But, look, we're -- we're brothers. We're -- we'll always be brothers. And we're certainly on different paths at the moment, but I will always be there for him and, as I know, he'll always be there for me.

And we don't see each other as much as we -- as much as we used to because we're so busy, but, you know, I -- I love him dearly. And, you know, the majority of the stuff is probably -- well, majority of the stuff is created out of nothing. But, you know, just as I said, as brothers, you know, you have good days, you have bad days.


CABRERA: Now, this comes on the heels of a royal visit to Pakistan by Prince William and his wife, Catherine, the Duchess of Cambridge.

And today, the Prime Minister of Pakistan is opening up about his relationship with the British royal family and what he told Prince William about his late mother, Diana.

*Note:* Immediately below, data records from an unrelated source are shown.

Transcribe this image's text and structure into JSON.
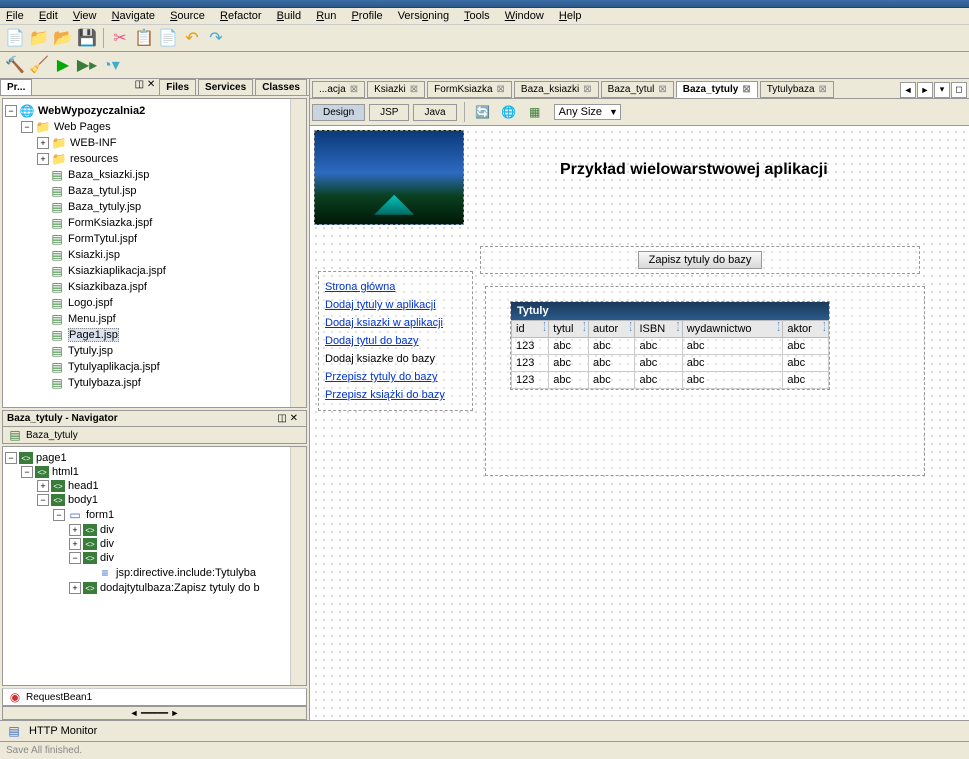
{
  "menu": [
    "File",
    "Edit",
    "View",
    "Navigate",
    "Source",
    "Refactor",
    "Build",
    "Run",
    "Profile",
    "Versioning",
    "Tools",
    "Window",
    "Help"
  ],
  "left_panel": {
    "tabs": [
      "Pr...",
      "Files",
      "Services",
      "Classes"
    ],
    "project": "WebWypozyczalnia2",
    "webpages": "Web Pages",
    "folders": [
      "WEB-INF",
      "resources"
    ],
    "files": [
      "Baza_ksiazki.jsp",
      "Baza_tytul.jsp",
      "Baza_tytuly.jsp",
      "FormKsiazka.jspf",
      "FormTytul.jspf",
      "Ksiazki.jsp",
      "Ksiazkiaplikacja.jspf",
      "Ksiazkibaza.jspf",
      "Logo.jspf",
      "Menu.jspf",
      "Page1.jsp",
      "Tytuly.jsp",
      "Tytulyaplikacja.jspf",
      "Tytulybaza.jspf"
    ],
    "selected": "Page1.jsp"
  },
  "navigator": {
    "title": "Baza_tytuly - Navigator",
    "root": "Baza_tytuly",
    "nodes": [
      "page1",
      "html1",
      "head1",
      "body1",
      "form1"
    ],
    "divs": [
      "div",
      "div",
      "div"
    ],
    "include": "jsp:directive.include:Tytulyba",
    "action": "dodajtytulbaza:Zapisz tytuly do b",
    "bean": "RequestBean1"
  },
  "editor": {
    "tabs": [
      "...acja",
      "Ksiazki",
      "FormKsiazka",
      "Baza_ksiazki",
      "Baza_tytul",
      "Baza_tytuly",
      "Tytulybaza"
    ],
    "active": "Baza_tytuly",
    "modes": [
      "Design",
      "JSP",
      "Java"
    ],
    "size_select": "Any Size"
  },
  "preview": {
    "heading": "Przykład wielowarstwowej aplikacji",
    "button": "Zapisz tytuly do bazy",
    "nav": [
      "Strona główna",
      "Dodaj tytuly w aplikacji",
      "Dodaj ksiazki w aplikacji",
      "Dodaj tytul do bazy",
      "Dodaj ksiazke do bazy",
      "Przepisz tytuly do bazy",
      "Przepisz książki do bazy"
    ],
    "nav_nolink_index": 4,
    "table": {
      "caption": "Tytuly",
      "headers": [
        "id",
        "tytul",
        "autor",
        "ISBN",
        "wydawnictwo",
        "aktor"
      ],
      "rows": [
        [
          "123",
          "abc",
          "abc",
          "abc",
          "abc",
          "abc"
        ],
        [
          "123",
          "abc",
          "abc",
          "abc",
          "abc",
          "abc"
        ],
        [
          "123",
          "abc",
          "abc",
          "abc",
          "abc",
          "abc"
        ]
      ]
    }
  },
  "bottom": {
    "http_monitor": "HTTP Monitor"
  },
  "status": "Save All finished."
}
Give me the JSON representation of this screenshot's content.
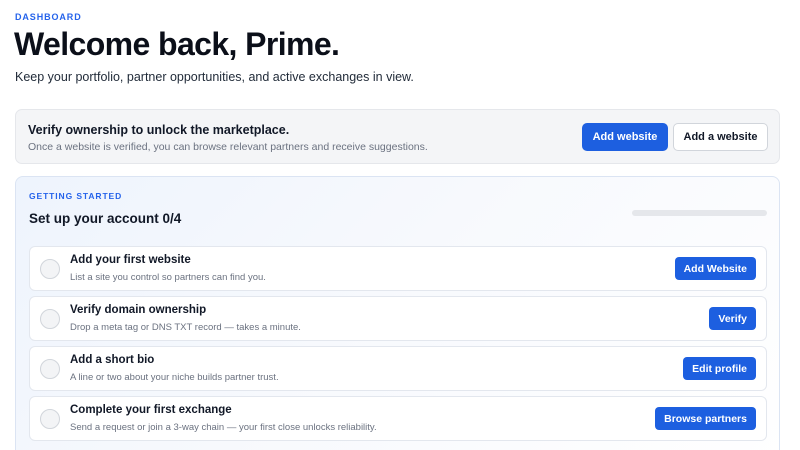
{
  "header": {
    "eyebrow": "DASHBOARD",
    "title": "Welcome back, Prime.",
    "subtitle": "Keep your portfolio, partner opportunities, and active exchanges in view."
  },
  "banner": {
    "title": "Verify ownership to unlock the marketplace.",
    "text": "Once a website is verified, you can browse relevant partners and receive suggestions.",
    "primary_label": "Add website",
    "secondary_label": "Add a website"
  },
  "getting_started": {
    "eyebrow": "GETTING STARTED",
    "title": "Set up your account 0/4",
    "progress_fraction": 0,
    "tasks": [
      {
        "title": "Add your first website",
        "desc": "List a site you control so partners can find you.",
        "button": "Add Website"
      },
      {
        "title": "Verify domain ownership",
        "desc": "Drop a meta tag or DNS TXT record — takes a minute.",
        "button": "Verify"
      },
      {
        "title": "Add a short bio",
        "desc": "A line or two about your niche builds partner trust.",
        "button": "Edit profile"
      },
      {
        "title": "Complete your first exchange",
        "desc": "Send a request or join a 3-way chain — your first close unlocks reliability.",
        "button": "Browse partners"
      }
    ]
  },
  "colors": {
    "accent": "#1d5fe0",
    "eyebrow": "#2563eb"
  },
  "icons": {
    "task_check": "circle-checkbox-icon"
  }
}
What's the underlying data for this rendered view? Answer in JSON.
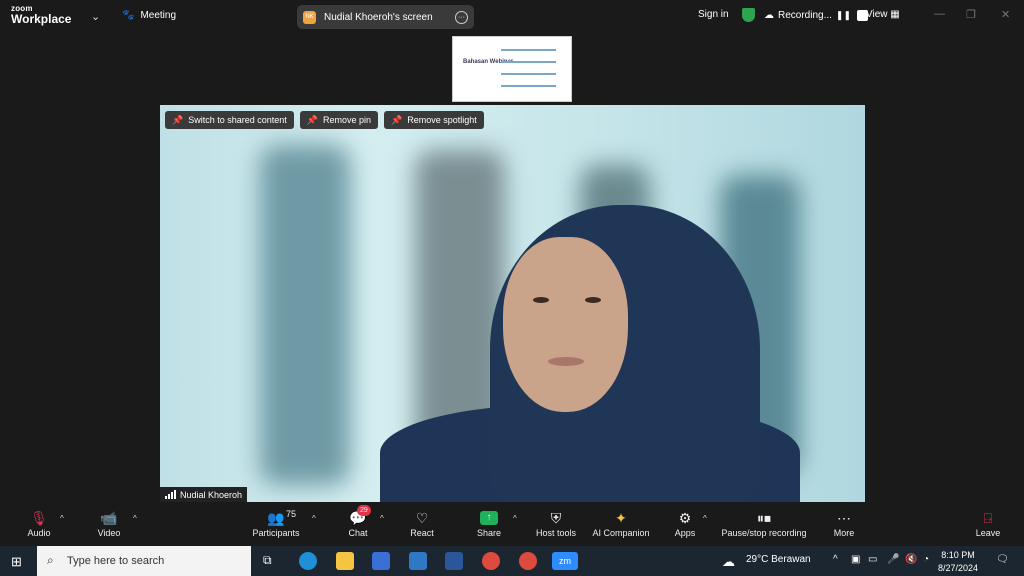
{
  "app": {
    "logo_line1": "zoom",
    "logo_line2": "Workplace",
    "meeting_label": "Meeting"
  },
  "share_pill": {
    "initials": "NK",
    "title": "Nudial Khoeroh's screen"
  },
  "top_right": {
    "sign_in": "Sign in",
    "recording": "Recording...",
    "view": "View"
  },
  "thumbnail": {
    "title": "Bahasan Webinar"
  },
  "video_buttons": {
    "switch": "Switch to shared content",
    "remove_pin": "Remove pin",
    "remove_spotlight": "Remove spotlight"
  },
  "participant": {
    "name": "Nudial Khoeroh"
  },
  "toolbar": {
    "audio": "Audio",
    "video": "Video",
    "participants": "Participants",
    "participants_count": "75",
    "chat": "Chat",
    "chat_badge": "29",
    "react": "React",
    "share": "Share",
    "host_tools": "Host tools",
    "ai_companion": "AI Companion",
    "apps": "Apps",
    "pause_recording": "Pause/stop recording",
    "more": "More",
    "leave": "Leave"
  },
  "taskbar": {
    "search_placeholder": "Type here to search",
    "weather": "29°C  Berawan",
    "time": "8:10 PM",
    "date": "8/27/2024"
  },
  "colors": {
    "share_green": "#1fb25a",
    "leave_red": "#e0334c",
    "badge_red": "#e0334c",
    "nk_orange": "#f2a341"
  }
}
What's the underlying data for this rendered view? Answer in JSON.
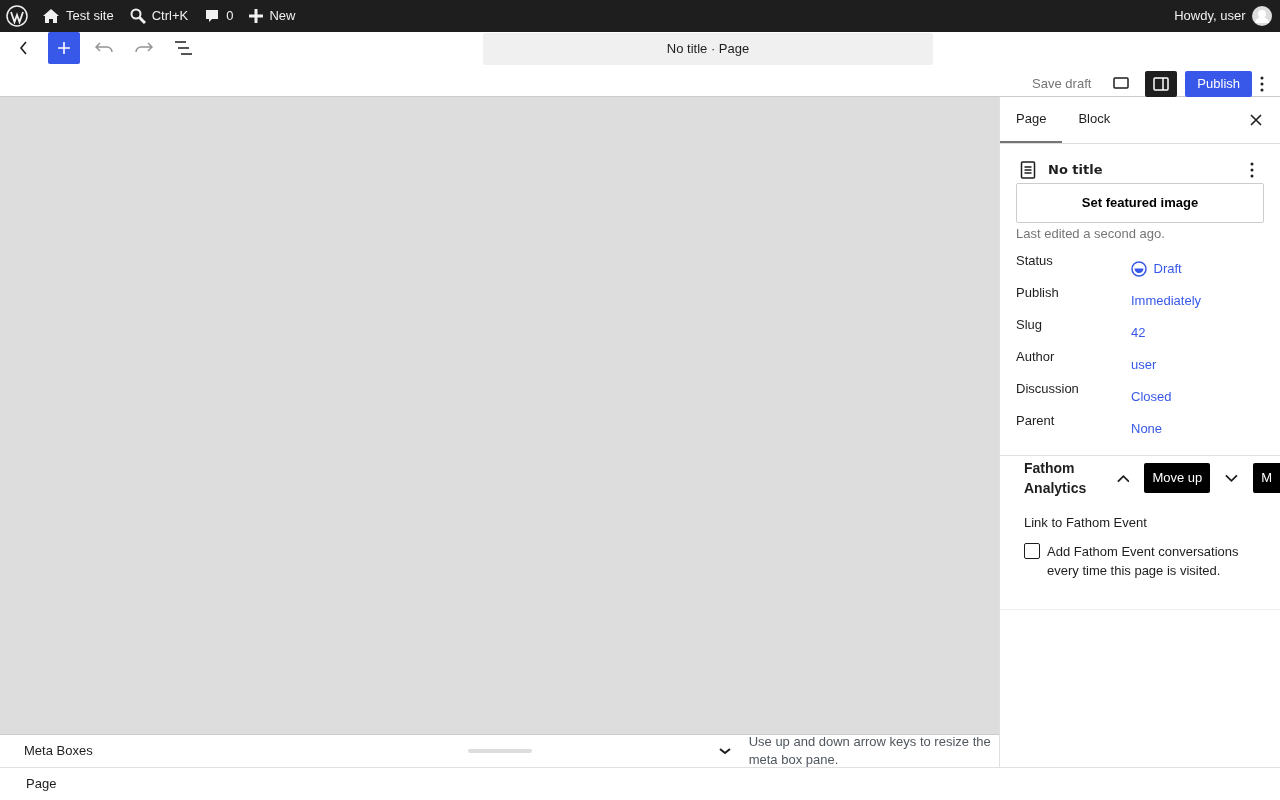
{
  "admin_bar": {
    "site": "Test site",
    "search_shortcut": "Ctrl+K",
    "comments": "0",
    "new": "New",
    "greeting": "Howdy, user"
  },
  "header": {
    "document_title": "No title · Page",
    "save_draft": "Save draft",
    "publish": "Publish"
  },
  "sidebar": {
    "tabs": [
      {
        "label": "Page",
        "selected": true
      },
      {
        "label": "Block",
        "selected": false
      }
    ],
    "title": "No title",
    "featured_image_button": "Set featured image",
    "last_edited": "Last edited a second ago.",
    "fields": [
      {
        "label": "Status",
        "value": "Draft",
        "kind": "status"
      },
      {
        "label": "Publish",
        "value": "Immediately",
        "kind": "link"
      },
      {
        "label": "Slug",
        "value": "42",
        "kind": "link"
      },
      {
        "label": "Author",
        "value": "user",
        "kind": "link"
      },
      {
        "label": "Discussion",
        "value": "Closed",
        "kind": "link"
      },
      {
        "label": "Parent",
        "value": "None",
        "kind": "link"
      }
    ]
  },
  "meta_box": {
    "title": "Fathom Analytics",
    "tooltips": [
      "Move up",
      "M"
    ],
    "field_label": "Link to Fathom Event",
    "checkbox": {
      "label": "Add Fathom Event conversations every time this page is visited.",
      "checked": false
    }
  },
  "meta_boxes_bar": {
    "title": "Meta Boxes",
    "hint": "Use up and down arrow keys to resize the meta box pane."
  },
  "footer": {
    "breadcrumb": "Page"
  }
}
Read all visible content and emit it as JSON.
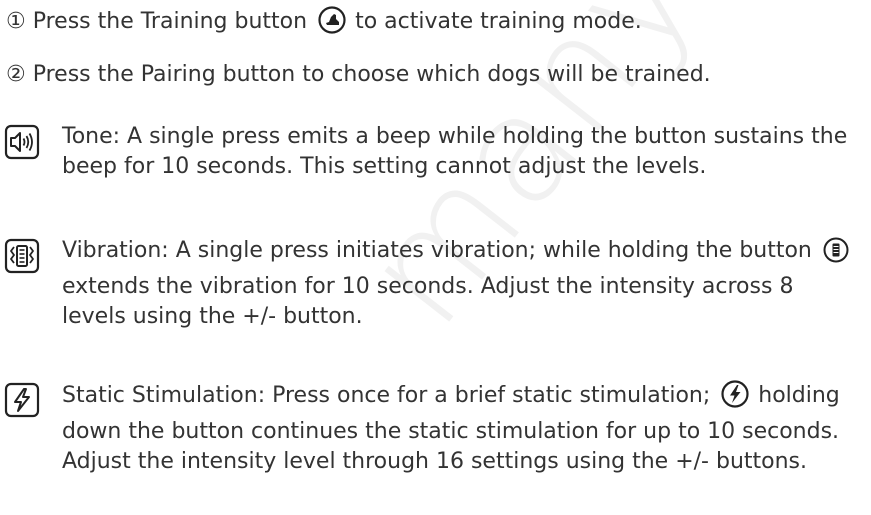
{
  "watermark": "manyeoft.c",
  "steps": [
    {
      "num": "①",
      "before": " Press the Training button ",
      "after": " to activate training mode."
    },
    {
      "num": "②",
      "text": " Press the Pairing button to choose which dogs will be trained."
    }
  ],
  "features": {
    "tone": {
      "icon": "speaker-icon",
      "text": "Tone: A single press emits a beep while holding the button sustains the beep for 10 seconds. This setting cannot adjust the levels."
    },
    "vibration": {
      "icon": "vibration-icon",
      "before": "Vibration: A single press initiates vibration; while holding the button ",
      "after": " extends the vibration for 10 seconds. Adjust the intensity across 8 levels using the +/- button."
    },
    "static": {
      "icon": "lightning-icon",
      "before": "Static Stimulation: Press once for a brief static stimulation; ",
      "after": " holding down the button continues the static stimulation for up to 10 seconds. Adjust the intensity level through 16 settings using the +/- buttons."
    }
  },
  "colors": {
    "text": "#333333",
    "watermark": "#f1f1f1"
  }
}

CNN's Max Foster has this exclusive report.


MAX FOSTER, CNN CORRESPONDENT: Well, Imran Khan was a cricketer who is married to Jemima Khan, and she was family friends with the royals.

And Prince William remembers a time when he was about 11 and Imran Khan visited them in the U.K. and Imran described this moment where he said he was going to be a Prime Minister one day. So it was a real moment of reckoning now as they meet in Islamabad for the first time since that auspicious conversation.

IMRAN KHAN, PRIME MINISTER OF PAKISTAN: I would have said that, but then I just started my political party. And I assume that it would be very easy, and I would -- here's my party and I will go out and people will work for me. Little did I realize what I would go through to get here.

FOSTER: So it was an interesting moment to have Prince William now visit you in the Prime Ministerial residence, having lived up to your promise but also marking that period of time which has been extraordinary for you.

KHAN: God, it's a lifetime. I mean, the struggle of becoming a Prime Minister in a country when, unfortunately, we -- we had -- I had to fight two mafias. The political parties were not headed by what would-be politicians, they were political mafias. Both heads of both parties are now in jail.

FOSTER: Obviously, you were great friends with Princess Diana as well, and she had -- you hosted her in her visits here. So was that a moment for you as well to see her son coming in and meet his wife as well?


KHAN: I was telling Prince William that I was in the outbacks. My constituency, which is Mianwali, which is really considered an outback here. It's really quite wild there.

And I was touring my constituency when I heard of the accident, and I can tell you the impact it had on the people shocked me. I mean, these were rural peasants. I wouldn't -- I -- I wouldn't even have thought that they know of Princess Di.

But the -- the -- when they heard of the accident and her death, it was just -- I was just amazed at how her -- Princess Diana had penetrated even in these rural constituencies.

FOSTER: How did he respond to that?

KHAN: You know, I think it was important for him to know how much she was loved in this country.

FOSTER: This royal tour is being covered very positively in the Pakistani media. And members of government, members of the community I've spoken to say it's gone down really well. For them, it's been about showing this country is a safe place to

visit, a safe place to do business with. And all this imagery coming from the tour has really reinforced that, so it's gone down pretty well across the border, I have to say.

Max Foster, CNN, Lahore, Pakistan.


CABRERA: Coming up, hundreds of U.S. troops on the move in Syria. The White House says there's relatively little fighting, but is that really the case? We'll take you into the war zone. You're live in the CNN NEWSROOM.